Supplied entries START
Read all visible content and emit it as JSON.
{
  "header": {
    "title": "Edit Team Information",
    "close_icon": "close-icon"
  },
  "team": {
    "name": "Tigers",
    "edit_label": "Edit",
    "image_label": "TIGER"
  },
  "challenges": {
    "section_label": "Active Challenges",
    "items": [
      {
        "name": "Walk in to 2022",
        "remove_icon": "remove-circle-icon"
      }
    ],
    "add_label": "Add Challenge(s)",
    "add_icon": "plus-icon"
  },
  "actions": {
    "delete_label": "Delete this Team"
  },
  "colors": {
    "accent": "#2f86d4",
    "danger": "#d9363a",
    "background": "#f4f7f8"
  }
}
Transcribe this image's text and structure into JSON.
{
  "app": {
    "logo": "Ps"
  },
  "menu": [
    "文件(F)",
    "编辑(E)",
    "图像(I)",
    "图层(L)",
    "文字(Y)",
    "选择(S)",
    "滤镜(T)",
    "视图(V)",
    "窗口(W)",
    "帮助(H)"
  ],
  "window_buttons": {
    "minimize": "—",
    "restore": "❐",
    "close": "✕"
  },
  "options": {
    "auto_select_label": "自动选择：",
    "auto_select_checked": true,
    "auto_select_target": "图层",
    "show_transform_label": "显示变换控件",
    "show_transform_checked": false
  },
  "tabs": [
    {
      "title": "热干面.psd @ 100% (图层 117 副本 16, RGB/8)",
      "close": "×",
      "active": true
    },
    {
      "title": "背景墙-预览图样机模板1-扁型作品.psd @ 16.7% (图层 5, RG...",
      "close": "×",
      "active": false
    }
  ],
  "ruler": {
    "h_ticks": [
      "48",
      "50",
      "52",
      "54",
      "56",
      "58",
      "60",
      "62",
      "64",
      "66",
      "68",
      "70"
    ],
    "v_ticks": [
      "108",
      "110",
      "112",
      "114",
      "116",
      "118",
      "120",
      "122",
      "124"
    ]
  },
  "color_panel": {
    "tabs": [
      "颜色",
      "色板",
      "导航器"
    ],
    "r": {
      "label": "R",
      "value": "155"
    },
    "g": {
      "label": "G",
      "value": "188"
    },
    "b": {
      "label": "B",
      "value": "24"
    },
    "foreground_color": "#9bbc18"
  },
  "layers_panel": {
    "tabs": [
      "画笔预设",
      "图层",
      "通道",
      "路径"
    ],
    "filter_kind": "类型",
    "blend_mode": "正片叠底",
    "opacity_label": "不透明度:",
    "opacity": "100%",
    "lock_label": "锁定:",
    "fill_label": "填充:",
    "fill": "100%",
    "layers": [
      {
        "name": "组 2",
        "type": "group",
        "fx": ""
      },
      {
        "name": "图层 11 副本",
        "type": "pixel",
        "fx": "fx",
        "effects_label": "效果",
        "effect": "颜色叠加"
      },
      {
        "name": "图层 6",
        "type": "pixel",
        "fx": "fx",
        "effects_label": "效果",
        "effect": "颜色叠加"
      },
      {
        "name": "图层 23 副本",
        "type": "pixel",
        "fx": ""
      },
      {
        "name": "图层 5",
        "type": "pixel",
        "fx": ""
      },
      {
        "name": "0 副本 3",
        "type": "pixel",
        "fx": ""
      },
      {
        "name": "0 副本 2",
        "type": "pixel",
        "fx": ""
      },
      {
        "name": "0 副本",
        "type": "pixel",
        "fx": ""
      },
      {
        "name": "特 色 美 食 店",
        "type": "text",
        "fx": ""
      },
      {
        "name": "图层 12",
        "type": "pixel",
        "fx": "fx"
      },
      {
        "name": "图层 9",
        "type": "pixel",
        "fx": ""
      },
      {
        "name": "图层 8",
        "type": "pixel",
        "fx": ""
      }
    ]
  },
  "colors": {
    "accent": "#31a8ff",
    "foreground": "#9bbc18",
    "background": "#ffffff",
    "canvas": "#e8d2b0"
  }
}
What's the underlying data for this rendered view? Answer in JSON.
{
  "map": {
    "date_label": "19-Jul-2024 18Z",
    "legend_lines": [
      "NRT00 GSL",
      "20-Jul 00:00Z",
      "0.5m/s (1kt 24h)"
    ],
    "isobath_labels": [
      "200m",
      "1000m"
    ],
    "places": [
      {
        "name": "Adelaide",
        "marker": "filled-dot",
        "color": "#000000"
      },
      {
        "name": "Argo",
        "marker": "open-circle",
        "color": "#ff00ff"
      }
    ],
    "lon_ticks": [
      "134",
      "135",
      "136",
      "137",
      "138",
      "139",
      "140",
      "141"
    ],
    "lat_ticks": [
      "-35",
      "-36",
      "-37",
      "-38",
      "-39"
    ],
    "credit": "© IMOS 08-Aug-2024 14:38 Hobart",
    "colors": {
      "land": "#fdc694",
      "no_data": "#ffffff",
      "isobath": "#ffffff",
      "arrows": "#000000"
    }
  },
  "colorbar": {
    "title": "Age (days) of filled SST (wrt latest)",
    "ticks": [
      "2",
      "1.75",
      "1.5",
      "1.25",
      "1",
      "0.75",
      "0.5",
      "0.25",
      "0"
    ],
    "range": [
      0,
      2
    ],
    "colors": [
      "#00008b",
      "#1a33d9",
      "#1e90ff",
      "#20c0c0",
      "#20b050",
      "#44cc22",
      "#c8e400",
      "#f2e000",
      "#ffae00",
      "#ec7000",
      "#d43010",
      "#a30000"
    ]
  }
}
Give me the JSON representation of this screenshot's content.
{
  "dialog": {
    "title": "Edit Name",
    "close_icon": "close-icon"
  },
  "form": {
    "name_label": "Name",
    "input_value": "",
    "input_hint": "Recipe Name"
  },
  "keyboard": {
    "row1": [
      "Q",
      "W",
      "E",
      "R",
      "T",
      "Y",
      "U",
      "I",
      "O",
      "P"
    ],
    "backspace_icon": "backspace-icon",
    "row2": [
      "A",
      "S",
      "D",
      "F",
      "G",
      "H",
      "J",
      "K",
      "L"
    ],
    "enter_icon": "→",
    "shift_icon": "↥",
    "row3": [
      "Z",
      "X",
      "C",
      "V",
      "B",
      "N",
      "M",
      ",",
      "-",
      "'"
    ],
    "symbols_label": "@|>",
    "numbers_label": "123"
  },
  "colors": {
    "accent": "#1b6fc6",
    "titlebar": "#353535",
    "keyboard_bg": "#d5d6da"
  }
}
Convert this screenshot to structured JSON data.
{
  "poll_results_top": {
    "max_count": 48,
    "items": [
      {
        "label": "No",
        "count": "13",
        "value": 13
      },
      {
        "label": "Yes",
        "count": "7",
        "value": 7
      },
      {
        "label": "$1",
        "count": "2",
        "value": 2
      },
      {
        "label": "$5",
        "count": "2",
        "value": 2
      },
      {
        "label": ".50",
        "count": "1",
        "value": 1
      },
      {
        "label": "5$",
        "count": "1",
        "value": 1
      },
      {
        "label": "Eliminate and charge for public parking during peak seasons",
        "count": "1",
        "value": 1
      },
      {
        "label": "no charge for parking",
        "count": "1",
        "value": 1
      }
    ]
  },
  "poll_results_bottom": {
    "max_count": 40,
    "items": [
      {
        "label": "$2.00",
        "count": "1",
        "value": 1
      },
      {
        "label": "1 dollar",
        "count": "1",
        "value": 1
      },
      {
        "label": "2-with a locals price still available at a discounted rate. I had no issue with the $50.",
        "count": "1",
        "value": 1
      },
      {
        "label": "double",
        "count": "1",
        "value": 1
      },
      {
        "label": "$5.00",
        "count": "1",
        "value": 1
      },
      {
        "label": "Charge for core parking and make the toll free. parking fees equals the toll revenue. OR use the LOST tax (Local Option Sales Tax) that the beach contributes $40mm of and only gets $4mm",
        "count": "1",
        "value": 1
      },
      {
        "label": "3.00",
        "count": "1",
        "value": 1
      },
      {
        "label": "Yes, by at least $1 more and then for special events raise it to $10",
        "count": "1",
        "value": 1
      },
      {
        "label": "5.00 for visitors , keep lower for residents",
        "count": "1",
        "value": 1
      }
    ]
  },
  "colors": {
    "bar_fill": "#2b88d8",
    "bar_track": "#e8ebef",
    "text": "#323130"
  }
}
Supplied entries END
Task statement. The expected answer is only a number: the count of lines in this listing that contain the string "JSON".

Written reply. 5